House Committee approves federal Fiscal Year 2018 Education budgetLeah Fliter
The U.S. House Appropriations Committee on Wednesday approved the Fiscal Year 2018 funding bill for several federal agencies, including the Department of Education. The measure must still be approved by the full House of Representatives and the U.S. Senate and be signed by President Donald Trump.
The measure did not include $1 billion requested by President Donald Trump to promote public and private school choice programs because the proposed Furthering Options for Children to Unlock Success (FOCUS) program is not yet authorized by federal law. School choice programs, often referred to as “vouchers,” usually divert public tax dollars from public schools to private schools.
The committee approved $27 billion in additional funding for charter school funding over Fiscal Year 2017, about $130 million less than the administration had requested. In Kansas, charter schools operate under the supervision of the locally-elected board of education. In 2015-16, there were 10 charter schools in Kansas.
The Individuals with Disabilities Education Act (IDEA) is slated to receive a $87 million increase over FY2017 and $309 million over the administration’s FY2018 request.
The bill eliminates Title II, Part A “Supporting Effective Instruction” funds that school districts use for teacher professional development, to lower class sizes, promote STEM initiatives, and many other purposes. Kansas schools traditionally receive about $18 million in Title II, Part A funding.
Career and Technical Education State Grants
Are funded at Fiscal Year 2017 levels; Kansas receives about $10 million annually from those grants.
21st Century Learning Centers
The Appropriations Committee approved $1 billion for the 21st Century Learning Center program grants, which Kansas schools use to provide before- and after- school programs and summer school.
The appropriation is a $191 million cut from FY 2017; however, the Trump Administration had proposed to eliminate the program in FY 2018.

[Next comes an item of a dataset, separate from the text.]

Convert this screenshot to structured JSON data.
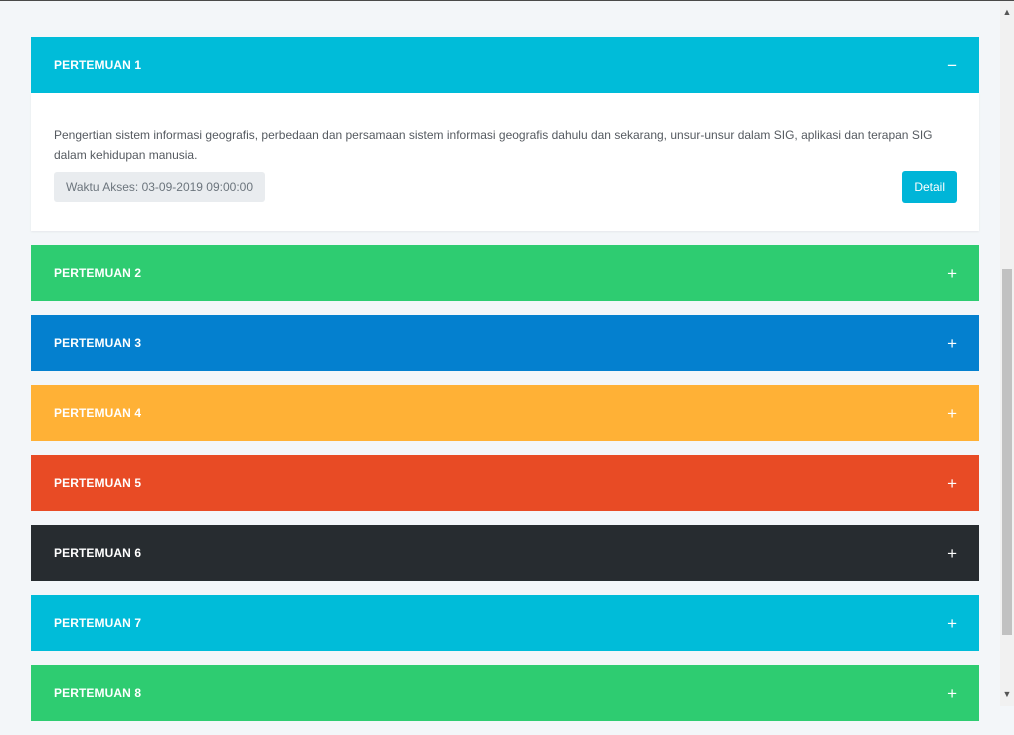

The committee retained $66 million in federal impact aid that compensates Kansas schools for $30 million in foregone property taxes and for education costs associated with military-connected students.